What is a 403(b) Plan?
Retirement 401(k) plans are common. However, we’re going to discuss their slightly-less famous cousin, the 403(b) retirement plan here. Named after the IRS tax code, 403(b) plans are offered to employees of certain tax-exempt groups (Code Section 501(c)(3)) and public education institutions. Also, some ministers may be eligible for a 403(b), but churches have a plan of their own.
So what is a 403(b) retirement plan? Let’s go over the specifics…
What is a 403(b) Plan?
A 403(b) retirement plan lets you save money, lower your taxable income and invest your savings. When they were first created, 403(b) plans were tax-sheltered annuities, so they tend to favor annuities. Over the last several years, employers have started increasing their fund options. This gives employees a better way to diversify and pay lower fees. But securities such as stock and real estate investment funds (REITs) aren’t allowed. It’s important to know the investment options your plan offers in order to make the best investing decisions.
Most 403(b) plan contributions are pretax. This means money goes into your 403(b) before the IRS deducts taxes. With pretax contributions, your current taxable income can decrease. Then you pay tax when you withdraw the funds later in life. On the other hand, Roth 403(b) contributions – like a Roth IRA – are post-tax. You pay taxes up front but the distributions in retirement are tax-free. Your investment earnings also grow tax-free which means more money for you.
A 403(b) plan has a set contribution limit determined by the IRS. This means an employee cannot contribute any amount over the limit during a given year. Year-to-year limits can change to take inflation into consideration.
Employee Contributions. For 2021, the employee contribution limit is $19,500, which is the same as the 2020 limit. Once you reach the age of 50, you can contribute an additional amount to “catch up.” In 2020, the addition increased to $6,500 from $6,000. It remains at $6,500 for 2021.
With a 403(b) plan, employees usually get another bonus when it comes to their contributions. After 15 years of service with the same employer, workers can contribute an extra $3,000 for up to five years. This means you get to contribute a total of $15,000 more! And you don’t have to be 50 years old to take advantage of this opportunity.

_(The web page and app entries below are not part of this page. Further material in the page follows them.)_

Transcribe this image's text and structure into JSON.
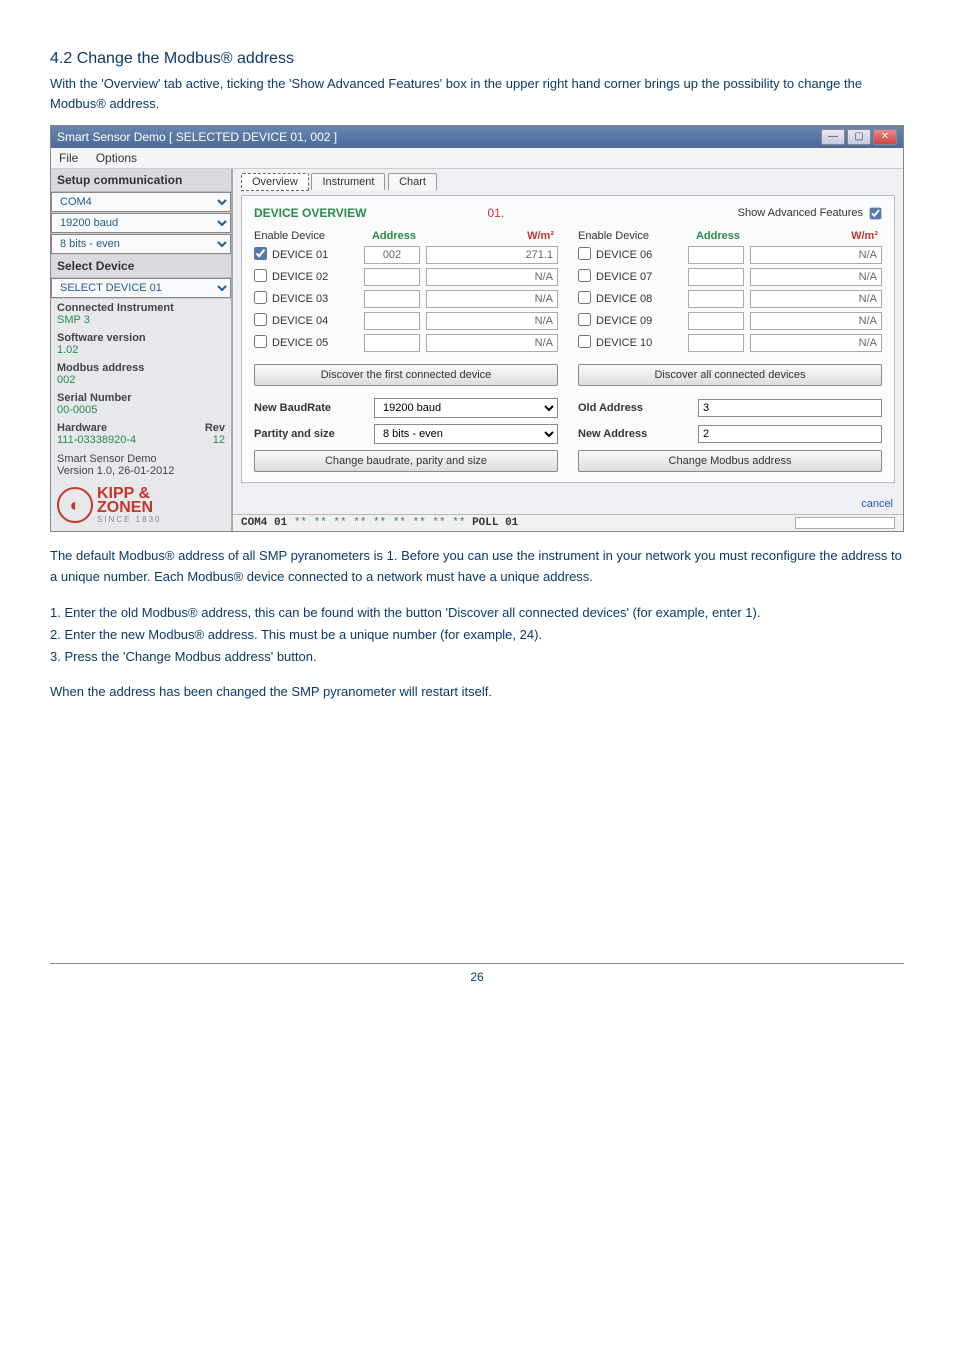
{
  "section": {
    "heading": "4.2 Change the Modbus® address"
  },
  "intro": "With the 'Overview' tab active, ticking the 'Show Advanced Features' box in the upper right hand corner brings up the possibility to change the Modbus® address.",
  "titlebar": "Smart Sensor Demo [ SELECTED DEVICE 01, 002 ]",
  "menu": {
    "file": "File",
    "options": "Options"
  },
  "sidebar": {
    "setup": "Setup communication",
    "com": "COM4",
    "baud": "19200 baud",
    "parity": "8 bits - even",
    "select_device_hdr": "Select Device",
    "select_device_val": "SELECT DEVICE 01",
    "connected_instrument_lbl": "Connected Instrument",
    "connected_instrument_val": "SMP 3",
    "software_version_lbl": "Software version",
    "software_version_val": "1.02",
    "modbus_address_lbl": "Modbus address",
    "modbus_address_val": "002",
    "serial_number_lbl": "Serial Number",
    "serial_number_val": "00-0005",
    "hardware_lbl": "Hardware",
    "rev_lbl": "Rev",
    "hardware_val": "111-03338920-4",
    "rev_val": "12",
    "demo_line1": "Smart Sensor Demo",
    "demo_line2": "Version 1.0, 26-01-2012",
    "logo1": "KIPP &",
    "logo2": "ZONEN",
    "logo3": "SINCE 1830"
  },
  "tabs": {
    "overview": "Overview",
    "instrument": "Instrument",
    "chart": "Chart"
  },
  "overview": {
    "title": "DEVICE OVERVIEW",
    "num": "01.",
    "adv_label": "Show Advanced Features",
    "enable_device": "Enable Device",
    "address": "Address",
    "wm2": "W/m²",
    "left": [
      {
        "name": "DEVICE 01",
        "checked": true,
        "addr": "002",
        "val": "271.1"
      },
      {
        "name": "DEVICE 02",
        "checked": false,
        "addr": "",
        "val": "N/A"
      },
      {
        "name": "DEVICE 03",
        "checked": false,
        "addr": "",
        "val": "N/A"
      },
      {
        "name": "DEVICE 04",
        "checked": false,
        "addr": "",
        "val": "N/A"
      },
      {
        "name": "DEVICE 05",
        "checked": false,
        "addr": "",
        "val": "N/A"
      }
    ],
    "right": [
      {
        "name": "DEVICE 06",
        "checked": false,
        "addr": "",
        "val": "N/A"
      },
      {
        "name": "DEVICE 07",
        "checked": false,
        "addr": "",
        "val": "N/A"
      },
      {
        "name": "DEVICE 08",
        "checked": false,
        "addr": "",
        "val": "N/A"
      },
      {
        "name": "DEVICE 09",
        "checked": false,
        "addr": "",
        "val": "N/A"
      },
      {
        "name": "DEVICE 10",
        "checked": false,
        "addr": "",
        "val": "N/A"
      }
    ],
    "discover_first": "Discover the first connected device",
    "discover_all": "Discover all connected devices",
    "new_baud_lbl": "New BaudRate",
    "new_baud_val": "19200 baud",
    "partity_lbl": "Partity and size",
    "partity_val": "8 bits - even",
    "old_addr_lbl": "Old Address",
    "old_addr_val": "3",
    "new_addr_lbl": "New Address",
    "new_addr_val": "2",
    "change_baud": "Change baudrate, parity and size",
    "change_modbus": "Change Modbus address",
    "cancel": "cancel"
  },
  "statusbar": {
    "left_a": "COM4  01 ",
    "dots": "** ** ** ** ** ** ** ** **",
    "poll": " POLL 01"
  },
  "after1": "The default Modbus® address of all SMP pyranometers is 1. Before you can use the instrument in your network you must reconfigure the address to a unique number. Each Modbus® device connected to a network must have a unique address.",
  "steps": {
    "s1": "1. Enter the old Modbus® address, this can be found with the button 'Discover all connected devices' (for example, enter 1).",
    "s2": "2. Enter the new Modbus® address. This must be a unique number (for example, 24).",
    "s3": "3. Press the 'Change Modbus address' button."
  },
  "after2": "When the address has been changed the SMP pyranometer will restart itself.",
  "page_number": "26"
}
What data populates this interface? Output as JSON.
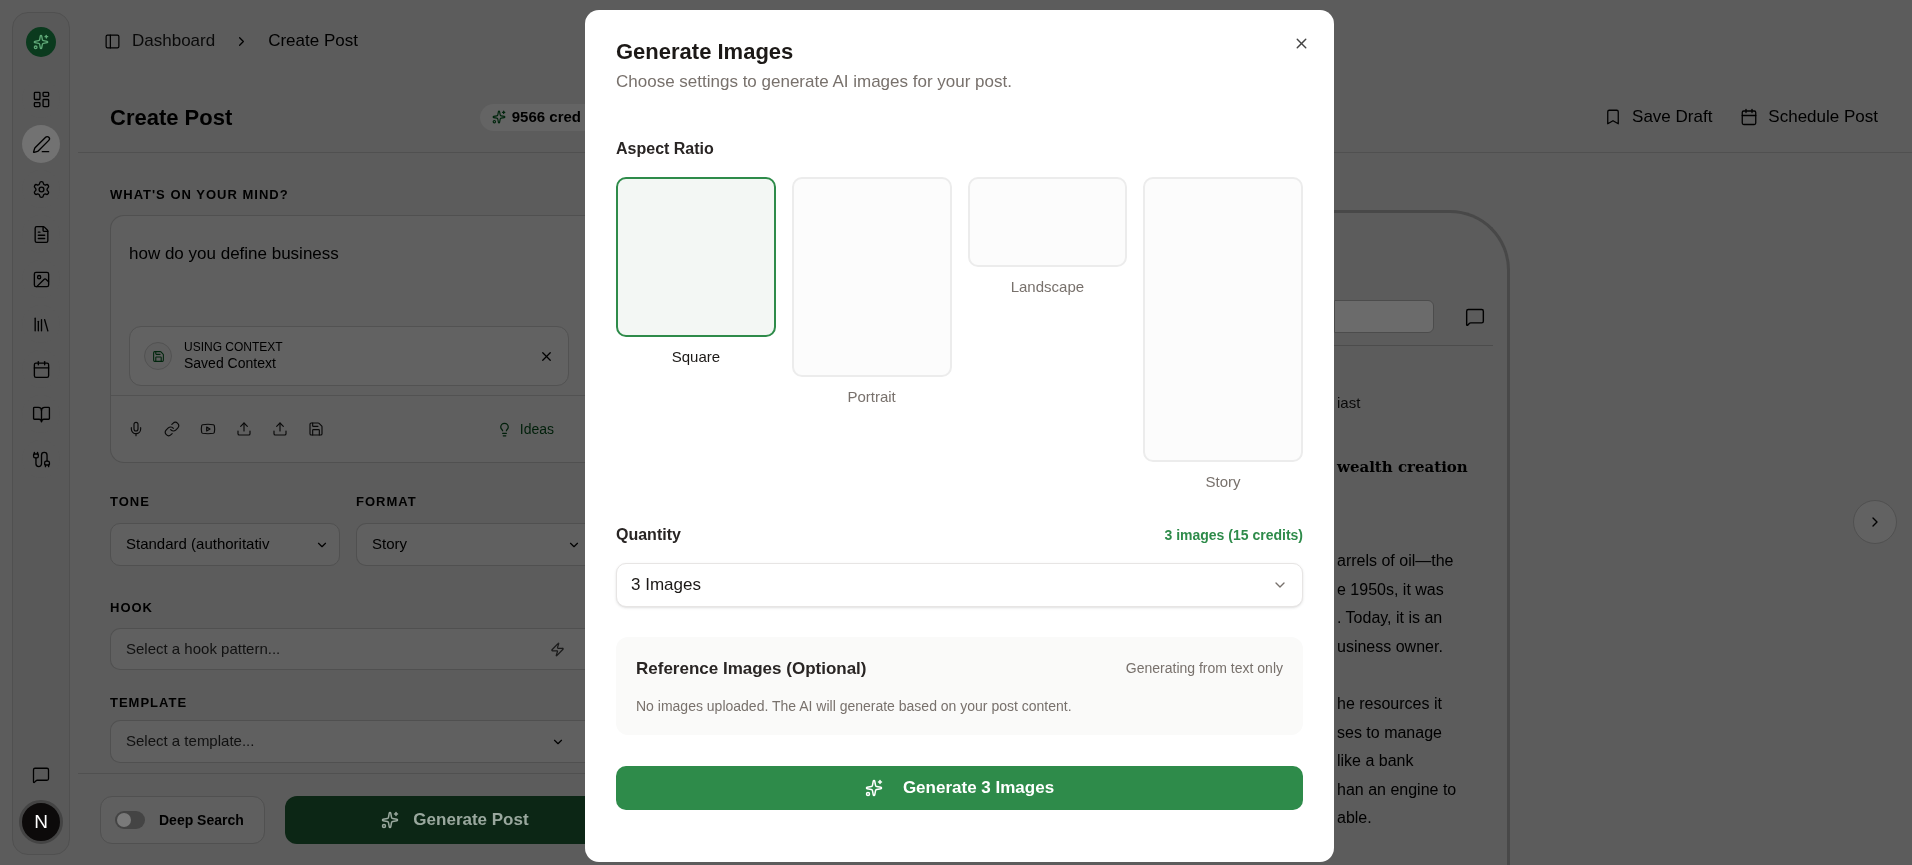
{
  "nav_items": [
    {
      "kind": "dashboard",
      "selected": false
    },
    {
      "kind": "pencil",
      "selected": true
    },
    {
      "kind": "gear",
      "selected": false
    },
    {
      "kind": "document",
      "selected": false
    },
    {
      "kind": "image",
      "selected": false
    },
    {
      "kind": "library",
      "selected": false
    },
    {
      "kind": "calendar",
      "selected": false
    },
    {
      "kind": "book",
      "selected": false
    },
    {
      "kind": "cable",
      "selected": false
    }
  ],
  "avatar": {
    "initial": "N"
  },
  "breadcrumb": [
    "Dashboard",
    "Create Post"
  ],
  "page_title": "Create Post",
  "credits": "9566 cred",
  "actions": [
    {
      "kind": "bookmark",
      "label": "Save Draft"
    },
    {
      "kind": "calendar",
      "label": "Schedule Post"
    }
  ],
  "prompt": {
    "label": "WHAT'S ON YOUR MIND?",
    "value": "how do you define business",
    "context": {
      "caption": "USING CONTEXT",
      "name": "Saved Context"
    },
    "ideas": "Ideas"
  },
  "tone": {
    "label": "TONE",
    "value": "Standard (authoritativ"
  },
  "format": {
    "label": "FORMAT",
    "value": "Story"
  },
  "hook": {
    "label": "HOOK",
    "placeholder": "Select a hook pattern..."
  },
  "template": {
    "label": "TEMPLATE",
    "placeholder": "Select a template..."
  },
  "deep_search": {
    "label": "Deep Search",
    "on": false
  },
  "generate_post": "Generate Post",
  "preview": [
    {
      "kind": "meta",
      "lines": [
        "iast"
      ]
    },
    {
      "kind": "heading",
      "lines": [
        "wealth creation"
      ]
    },
    {
      "kind": "paragraph",
      "lines": [
        "arrels of oil—the",
        "e 1950s, it was",
        ". Today, it is an",
        "usiness owner."
      ]
    },
    {
      "kind": "paragraph",
      "lines": [
        "he resources it",
        "ses to manage",
        "like a bank",
        "han an engine to",
        "able."
      ]
    }
  ],
  "dialog": {
    "title": "Generate Images",
    "subtitle": "Choose settings to generate AI images for your post.",
    "aspect_label": "Aspect Ratio",
    "aspects": [
      {
        "kind": "square",
        "label": "Square",
        "selected": true
      },
      {
        "kind": "portrait",
        "label": "Portrait",
        "selected": false
      },
      {
        "kind": "landscape",
        "label": "Landscape",
        "selected": false
      },
      {
        "kind": "story",
        "label": "Story",
        "selected": false
      }
    ],
    "quantity": {
      "label": "Quantity",
      "summary": "3 images (15 credits)",
      "value": "3 Images"
    },
    "reference": {
      "title": "Reference Images (Optional)",
      "status": "Generating from text only",
      "note": "No images uploaded. The AI will generate based on your post content."
    },
    "submit": "Generate 3 Images"
  }
}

Additionally, most 403(b) plans vest funds over a shorter period of time than 401(k) plans, and sometimes the funds are vested immediately. Vested funds are money you own. You’re entitled to them if you leave.
Employer Contributions. Most 403(b) plans don’t have employer contribution matching because it’s not required. However, if your employer does offer contribution matching, there is a combined contribution limit. It’s the lesser of:
- $58,000 for 2021, an increase from the 2020 limit of $57,000, or
- 100% of the employee’s yearly salary
Fun Fact: If employers offer contribution matching, they can contribute to a former employee’s plan. They can contribute up to five years after the employee’s severance date.
Employee Retirement Income Security Act (ERISA)
Established in 1974, ERISA set standards for most retirement and health plans. The idea is to help protect individuals who take part in these plans. If an employer does not offer contribution matching, they are not required to follow ERISA rules.
This can be a problem because 403(b) plans are exempt from non-discrimination testing (NDT). NDT checks to see if highly compensated or key employees are receiving unfair amounts of benefits compared with other employees. All employees should have equal opportunities and access to benefits.
But that isn’t the only issue with non-ERISA plans. ERISA plans, such as a 401(k), fall under the anti-alienation clause. This states that funds deposited in plans are held by the employer. It also means the employee cannot give the funds away and their rights to the benefits are protected. Without ERISA, a 403(b) isn’t protected from creditors, lawsuits or bankruptcy.
For a 403(b) plan, there are five ways to qualify for a distribution without facing penalties.
- 59½ years of age
- Separated from employer
- Experiencing financial hardship
If you are not 59½ years old when you take a distribution, you will face a 10% penalty. This applies to most retirement plans. The only way to avoid the penalty is if the distribution is one of the other qualified reasons listed above. For more specific information, check the IRS early distribution exceptions.